• _About this exercise_
Across the records that follow, count each line holding "JSON", and write only the total.

(Records excerpted from a collection)

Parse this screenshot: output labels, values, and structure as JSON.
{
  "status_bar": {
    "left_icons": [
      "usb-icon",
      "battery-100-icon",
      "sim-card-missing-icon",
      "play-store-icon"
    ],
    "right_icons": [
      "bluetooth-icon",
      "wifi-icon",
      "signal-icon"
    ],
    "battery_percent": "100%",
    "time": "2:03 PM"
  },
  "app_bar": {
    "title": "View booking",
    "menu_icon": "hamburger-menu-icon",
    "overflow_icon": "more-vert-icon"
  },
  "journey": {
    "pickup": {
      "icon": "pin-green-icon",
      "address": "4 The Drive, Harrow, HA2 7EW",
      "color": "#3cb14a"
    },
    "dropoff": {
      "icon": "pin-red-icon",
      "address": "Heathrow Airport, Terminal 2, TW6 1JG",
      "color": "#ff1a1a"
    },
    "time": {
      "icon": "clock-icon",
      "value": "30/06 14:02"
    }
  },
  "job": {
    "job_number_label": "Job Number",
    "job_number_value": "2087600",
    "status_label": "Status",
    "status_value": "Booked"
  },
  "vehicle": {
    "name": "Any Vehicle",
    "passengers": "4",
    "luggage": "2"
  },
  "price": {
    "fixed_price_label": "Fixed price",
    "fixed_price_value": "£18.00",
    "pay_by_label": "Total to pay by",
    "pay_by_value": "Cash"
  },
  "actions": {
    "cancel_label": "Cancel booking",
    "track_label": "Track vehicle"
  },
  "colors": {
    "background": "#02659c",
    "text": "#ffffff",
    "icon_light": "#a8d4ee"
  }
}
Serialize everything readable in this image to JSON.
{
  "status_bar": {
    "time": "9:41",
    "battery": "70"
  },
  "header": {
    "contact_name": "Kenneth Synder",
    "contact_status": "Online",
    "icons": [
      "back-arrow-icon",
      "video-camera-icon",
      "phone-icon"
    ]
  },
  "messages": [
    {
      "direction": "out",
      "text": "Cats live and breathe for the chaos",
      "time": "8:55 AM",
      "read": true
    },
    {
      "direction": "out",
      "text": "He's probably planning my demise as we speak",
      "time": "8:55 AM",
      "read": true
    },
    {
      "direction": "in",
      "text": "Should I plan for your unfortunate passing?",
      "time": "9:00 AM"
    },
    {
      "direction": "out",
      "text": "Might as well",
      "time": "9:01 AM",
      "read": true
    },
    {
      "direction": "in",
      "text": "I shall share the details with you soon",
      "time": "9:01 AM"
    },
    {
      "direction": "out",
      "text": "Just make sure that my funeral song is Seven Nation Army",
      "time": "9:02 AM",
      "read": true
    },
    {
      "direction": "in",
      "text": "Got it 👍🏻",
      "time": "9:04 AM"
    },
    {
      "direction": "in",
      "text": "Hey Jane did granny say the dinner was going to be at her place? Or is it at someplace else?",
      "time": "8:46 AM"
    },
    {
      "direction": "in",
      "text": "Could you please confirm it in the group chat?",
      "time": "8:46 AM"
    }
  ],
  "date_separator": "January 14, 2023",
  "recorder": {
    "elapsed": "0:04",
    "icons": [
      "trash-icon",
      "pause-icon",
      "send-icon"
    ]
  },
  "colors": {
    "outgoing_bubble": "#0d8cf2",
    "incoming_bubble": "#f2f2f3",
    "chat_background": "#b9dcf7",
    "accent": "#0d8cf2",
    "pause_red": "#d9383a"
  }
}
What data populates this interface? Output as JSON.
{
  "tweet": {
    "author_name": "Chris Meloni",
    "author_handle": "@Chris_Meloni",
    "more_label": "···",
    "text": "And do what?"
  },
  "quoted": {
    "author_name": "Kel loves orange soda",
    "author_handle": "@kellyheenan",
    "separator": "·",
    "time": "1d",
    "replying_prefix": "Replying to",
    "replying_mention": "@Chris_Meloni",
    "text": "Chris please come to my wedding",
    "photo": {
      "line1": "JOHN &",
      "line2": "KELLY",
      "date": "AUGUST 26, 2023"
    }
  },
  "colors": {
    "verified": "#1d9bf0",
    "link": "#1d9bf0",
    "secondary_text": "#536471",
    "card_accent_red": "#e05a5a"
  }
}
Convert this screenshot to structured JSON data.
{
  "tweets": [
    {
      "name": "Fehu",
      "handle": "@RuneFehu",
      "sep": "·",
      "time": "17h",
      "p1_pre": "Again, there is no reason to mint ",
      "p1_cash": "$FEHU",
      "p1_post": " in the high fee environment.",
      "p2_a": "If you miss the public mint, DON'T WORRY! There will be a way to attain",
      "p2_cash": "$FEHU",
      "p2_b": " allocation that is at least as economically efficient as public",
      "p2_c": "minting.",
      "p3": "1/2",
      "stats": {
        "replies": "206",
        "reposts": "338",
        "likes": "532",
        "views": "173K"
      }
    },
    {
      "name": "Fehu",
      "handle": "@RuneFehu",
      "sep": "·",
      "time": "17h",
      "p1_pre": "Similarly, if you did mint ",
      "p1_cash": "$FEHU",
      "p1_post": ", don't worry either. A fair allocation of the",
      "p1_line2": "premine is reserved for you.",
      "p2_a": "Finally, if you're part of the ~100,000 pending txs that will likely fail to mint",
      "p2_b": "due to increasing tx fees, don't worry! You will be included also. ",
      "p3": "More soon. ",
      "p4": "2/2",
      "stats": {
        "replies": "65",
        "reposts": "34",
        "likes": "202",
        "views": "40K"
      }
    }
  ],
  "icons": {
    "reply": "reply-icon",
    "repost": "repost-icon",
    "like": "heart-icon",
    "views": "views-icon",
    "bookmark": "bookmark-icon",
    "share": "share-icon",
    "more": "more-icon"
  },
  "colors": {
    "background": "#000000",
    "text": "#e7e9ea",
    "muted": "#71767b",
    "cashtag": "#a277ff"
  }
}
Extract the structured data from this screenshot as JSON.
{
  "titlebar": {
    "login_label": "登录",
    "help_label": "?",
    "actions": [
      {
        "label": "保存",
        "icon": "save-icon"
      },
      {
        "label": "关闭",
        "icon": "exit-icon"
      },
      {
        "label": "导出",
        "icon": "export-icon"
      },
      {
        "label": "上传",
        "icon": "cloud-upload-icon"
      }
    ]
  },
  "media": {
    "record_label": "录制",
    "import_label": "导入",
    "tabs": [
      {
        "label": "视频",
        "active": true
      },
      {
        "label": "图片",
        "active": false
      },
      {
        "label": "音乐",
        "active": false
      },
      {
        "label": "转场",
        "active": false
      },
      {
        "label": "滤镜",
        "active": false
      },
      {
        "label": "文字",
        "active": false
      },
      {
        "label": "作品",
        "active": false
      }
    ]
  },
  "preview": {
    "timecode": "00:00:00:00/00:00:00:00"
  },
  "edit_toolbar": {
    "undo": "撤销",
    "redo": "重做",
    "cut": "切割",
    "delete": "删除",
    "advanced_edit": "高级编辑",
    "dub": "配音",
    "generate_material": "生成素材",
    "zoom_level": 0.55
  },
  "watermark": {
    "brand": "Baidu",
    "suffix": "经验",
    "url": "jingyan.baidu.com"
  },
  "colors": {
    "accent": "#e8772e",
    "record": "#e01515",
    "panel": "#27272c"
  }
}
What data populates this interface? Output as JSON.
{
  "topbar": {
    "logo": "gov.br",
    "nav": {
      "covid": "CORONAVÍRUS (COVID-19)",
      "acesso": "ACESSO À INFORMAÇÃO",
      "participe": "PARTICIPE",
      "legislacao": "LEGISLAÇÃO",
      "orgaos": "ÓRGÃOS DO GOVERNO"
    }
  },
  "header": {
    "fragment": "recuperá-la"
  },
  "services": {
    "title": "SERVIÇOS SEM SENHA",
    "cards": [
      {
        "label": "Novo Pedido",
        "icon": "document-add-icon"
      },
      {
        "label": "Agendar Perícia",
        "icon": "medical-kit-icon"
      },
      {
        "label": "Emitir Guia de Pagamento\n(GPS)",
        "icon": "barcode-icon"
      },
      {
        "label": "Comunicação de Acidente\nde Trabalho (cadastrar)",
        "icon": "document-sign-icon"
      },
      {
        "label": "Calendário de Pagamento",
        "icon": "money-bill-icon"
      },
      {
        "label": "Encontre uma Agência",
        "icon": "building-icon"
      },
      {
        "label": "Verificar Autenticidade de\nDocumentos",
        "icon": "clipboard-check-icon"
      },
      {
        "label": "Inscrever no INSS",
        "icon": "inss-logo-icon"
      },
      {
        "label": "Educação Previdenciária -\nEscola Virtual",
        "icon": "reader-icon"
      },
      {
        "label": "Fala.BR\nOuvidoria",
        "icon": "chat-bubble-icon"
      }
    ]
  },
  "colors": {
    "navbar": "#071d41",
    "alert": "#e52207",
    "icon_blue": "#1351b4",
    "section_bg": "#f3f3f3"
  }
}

• _Answer section_
6